“The Djoliba network was created by pooling several Orange terrestrial and submarine infrastructures in West Africa, for a secure end-to-end link between eight countries in the region”
The end of 2020 coincides with the commissioning of the first African fibre optic backbone, a result of bringing together terrestrial and submarine cable infrastructures. With the Djoliba network, West Africa is revolutionising its connectivity and extending it to the rest of the world.
While the connectivity rate for people in Africa has grown dramatically in recent years, it faces a growing need and must address the challenges of landlocked areas as well. Of the continent’s connectivity projects, which are expanding network accessibility, one is characterised by an innovative approach to its design and operation.
A unified and secure network for West Africa
This new infrastructure, called Djoliba, was designed by pooling several Orange network assets in West Africa to provide secure, end-to-end links between eight countries in the region. It relies on more than 10,000 kilometres of terrestrial fibre optic cables and more than 10,000 kilometres of submarine cables, and on local expertise specifically in the form of a dedicated supervision centre in Dakar. “Djoliba supports the connectivity upgrade in West Africa in several ways”, said Julien Léger, Head of Strategic Projects at Orange. “First, it improves the quality of service offered with its Very High Broadband service of up to 100 Gbps and 99.99% availability because of its high-redundancy mesh network. Second, because it is seamless and simplifies service delivery: Previously, a user who wanted a link between two countries had to buy two services from two carriers, with two different qualities of service. With Djoliba, for the same link, the user will have only one service, and will benefit from a single contact and customer service. Finally, this cross-border network, which covers 16 points of presence (PoP) in the region, opens up West Africa to the rest of the world by connecting with hundreds of other PoPs in Europe, America and Asia. Djoliba countries can thus access a wide range of solutions including VPN, IP transit and so on, over a very wide bandwidth granularity (2 Mbps to 100 Gbps).”
Specific technical governance
The asset pooling initiated as part of the project involves both infrastructure and human expertise. Specific governance has been put in place between teams across all the countries. In particular, a technical committee defined architecture and engineering, decided on the sourcing choices for WDM layer transmission equipment and IP layer routers, and coordinated their deployment. On the operational side, ad hoc procedures were developed and a dedicated supervision team was assembled in Dakar to manage all aspects of the Djoliba network 24/7. In addition, the implementation of maintenance operations is based on local teams in each of the countries covered.
Design and deployment to tight time-scales
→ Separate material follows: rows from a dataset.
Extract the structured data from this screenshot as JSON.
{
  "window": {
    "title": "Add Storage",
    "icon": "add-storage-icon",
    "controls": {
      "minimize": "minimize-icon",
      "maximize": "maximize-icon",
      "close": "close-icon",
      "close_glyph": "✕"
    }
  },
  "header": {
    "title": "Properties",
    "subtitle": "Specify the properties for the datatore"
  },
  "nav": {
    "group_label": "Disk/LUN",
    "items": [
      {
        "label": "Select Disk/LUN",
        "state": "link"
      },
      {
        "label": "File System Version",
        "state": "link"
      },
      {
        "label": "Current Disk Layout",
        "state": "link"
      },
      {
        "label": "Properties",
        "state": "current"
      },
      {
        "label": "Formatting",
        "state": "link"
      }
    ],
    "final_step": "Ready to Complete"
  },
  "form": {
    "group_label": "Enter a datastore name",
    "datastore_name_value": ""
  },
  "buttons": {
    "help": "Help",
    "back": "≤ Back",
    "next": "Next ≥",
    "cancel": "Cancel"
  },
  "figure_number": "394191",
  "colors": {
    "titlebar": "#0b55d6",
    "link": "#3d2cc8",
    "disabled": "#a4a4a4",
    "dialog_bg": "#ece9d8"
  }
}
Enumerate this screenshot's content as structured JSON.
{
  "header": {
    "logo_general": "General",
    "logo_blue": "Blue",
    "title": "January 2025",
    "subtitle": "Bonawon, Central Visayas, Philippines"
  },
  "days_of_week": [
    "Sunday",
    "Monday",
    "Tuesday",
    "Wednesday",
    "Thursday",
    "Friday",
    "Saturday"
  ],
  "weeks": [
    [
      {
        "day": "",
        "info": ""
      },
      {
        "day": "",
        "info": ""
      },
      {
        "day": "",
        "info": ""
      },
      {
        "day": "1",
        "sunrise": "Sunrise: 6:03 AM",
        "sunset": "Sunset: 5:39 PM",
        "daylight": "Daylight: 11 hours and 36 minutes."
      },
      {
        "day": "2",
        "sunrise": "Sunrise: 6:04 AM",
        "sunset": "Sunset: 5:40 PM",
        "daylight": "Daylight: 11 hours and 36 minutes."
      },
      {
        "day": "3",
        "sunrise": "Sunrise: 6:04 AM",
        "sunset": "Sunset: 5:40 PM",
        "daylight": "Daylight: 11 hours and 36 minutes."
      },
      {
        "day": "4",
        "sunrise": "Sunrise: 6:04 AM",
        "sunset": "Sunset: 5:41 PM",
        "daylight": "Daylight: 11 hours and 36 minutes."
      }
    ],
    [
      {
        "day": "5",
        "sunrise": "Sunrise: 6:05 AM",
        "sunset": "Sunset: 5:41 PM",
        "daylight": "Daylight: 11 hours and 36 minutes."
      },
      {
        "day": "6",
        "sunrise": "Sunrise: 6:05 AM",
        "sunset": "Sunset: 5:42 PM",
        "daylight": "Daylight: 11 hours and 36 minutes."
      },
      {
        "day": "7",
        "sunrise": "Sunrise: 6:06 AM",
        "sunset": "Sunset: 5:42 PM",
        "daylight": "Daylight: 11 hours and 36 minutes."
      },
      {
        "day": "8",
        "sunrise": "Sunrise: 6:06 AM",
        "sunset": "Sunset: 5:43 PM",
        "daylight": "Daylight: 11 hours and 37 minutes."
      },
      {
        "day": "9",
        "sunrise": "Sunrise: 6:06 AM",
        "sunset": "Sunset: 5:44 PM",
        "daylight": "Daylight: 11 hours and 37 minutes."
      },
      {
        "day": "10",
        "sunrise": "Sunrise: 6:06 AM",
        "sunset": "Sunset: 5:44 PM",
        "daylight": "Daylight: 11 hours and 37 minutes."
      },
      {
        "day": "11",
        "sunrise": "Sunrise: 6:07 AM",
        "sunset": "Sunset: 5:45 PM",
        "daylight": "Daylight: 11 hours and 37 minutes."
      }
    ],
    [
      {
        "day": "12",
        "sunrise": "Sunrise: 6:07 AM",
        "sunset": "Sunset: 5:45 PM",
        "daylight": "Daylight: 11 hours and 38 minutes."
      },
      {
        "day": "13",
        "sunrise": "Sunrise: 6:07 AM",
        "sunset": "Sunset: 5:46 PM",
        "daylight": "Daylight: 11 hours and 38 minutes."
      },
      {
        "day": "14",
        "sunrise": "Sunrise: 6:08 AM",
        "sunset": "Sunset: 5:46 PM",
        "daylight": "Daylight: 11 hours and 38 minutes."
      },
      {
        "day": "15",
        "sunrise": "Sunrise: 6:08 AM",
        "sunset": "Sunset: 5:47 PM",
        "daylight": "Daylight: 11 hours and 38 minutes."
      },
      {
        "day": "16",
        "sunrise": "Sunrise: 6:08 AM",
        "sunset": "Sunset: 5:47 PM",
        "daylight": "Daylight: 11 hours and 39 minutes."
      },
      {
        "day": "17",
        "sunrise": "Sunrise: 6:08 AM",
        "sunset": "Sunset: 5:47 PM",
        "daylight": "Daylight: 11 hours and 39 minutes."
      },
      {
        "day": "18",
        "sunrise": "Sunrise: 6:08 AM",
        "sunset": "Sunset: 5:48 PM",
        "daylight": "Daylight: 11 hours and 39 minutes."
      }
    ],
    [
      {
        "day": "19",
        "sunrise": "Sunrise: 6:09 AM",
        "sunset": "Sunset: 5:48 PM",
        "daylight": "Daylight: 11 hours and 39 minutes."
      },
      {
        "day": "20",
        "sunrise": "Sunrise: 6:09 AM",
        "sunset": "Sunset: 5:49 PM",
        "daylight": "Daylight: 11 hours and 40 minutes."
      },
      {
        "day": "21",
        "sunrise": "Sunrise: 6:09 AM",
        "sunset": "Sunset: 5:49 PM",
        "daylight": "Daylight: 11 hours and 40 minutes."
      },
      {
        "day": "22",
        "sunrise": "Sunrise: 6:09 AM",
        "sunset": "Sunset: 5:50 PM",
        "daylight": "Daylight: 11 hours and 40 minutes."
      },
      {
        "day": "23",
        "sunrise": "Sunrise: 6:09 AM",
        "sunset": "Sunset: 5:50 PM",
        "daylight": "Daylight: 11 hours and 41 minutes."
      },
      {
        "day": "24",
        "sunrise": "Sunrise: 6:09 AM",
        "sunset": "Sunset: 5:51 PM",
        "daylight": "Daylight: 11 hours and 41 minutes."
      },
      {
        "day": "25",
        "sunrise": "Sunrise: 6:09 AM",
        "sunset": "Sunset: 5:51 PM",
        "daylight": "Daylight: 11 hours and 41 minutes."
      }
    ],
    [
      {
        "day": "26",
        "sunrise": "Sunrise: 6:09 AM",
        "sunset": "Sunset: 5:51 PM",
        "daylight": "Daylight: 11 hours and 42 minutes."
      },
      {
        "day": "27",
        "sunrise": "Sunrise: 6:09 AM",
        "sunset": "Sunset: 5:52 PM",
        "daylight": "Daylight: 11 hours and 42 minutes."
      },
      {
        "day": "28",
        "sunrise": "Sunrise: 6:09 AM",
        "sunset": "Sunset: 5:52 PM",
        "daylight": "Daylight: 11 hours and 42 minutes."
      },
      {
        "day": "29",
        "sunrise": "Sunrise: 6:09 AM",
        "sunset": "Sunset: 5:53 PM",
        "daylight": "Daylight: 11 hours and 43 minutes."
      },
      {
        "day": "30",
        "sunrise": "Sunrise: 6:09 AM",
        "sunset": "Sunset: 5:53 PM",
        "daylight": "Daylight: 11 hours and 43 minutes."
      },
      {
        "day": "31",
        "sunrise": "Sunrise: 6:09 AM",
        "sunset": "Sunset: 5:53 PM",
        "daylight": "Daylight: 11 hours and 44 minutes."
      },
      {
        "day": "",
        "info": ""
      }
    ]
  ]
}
In the end, the Djoliba network was able to get off the ground—and fully involved—in record time: “The selection of suppliers and technologies was carried out early in the summer of 2019 and the first orders for transmission equipment were launched in October of the same year. Thanks to the expertise and dynamism of teams in the field, deployment could therefore be completed in a year, in sometimes restricted geographical areas and contexts, increased in their complexity as a result of the health crisis.” In less than two years, Djoliba has provided West Africa with a seamless, unified network that is efficient, redundant and secure.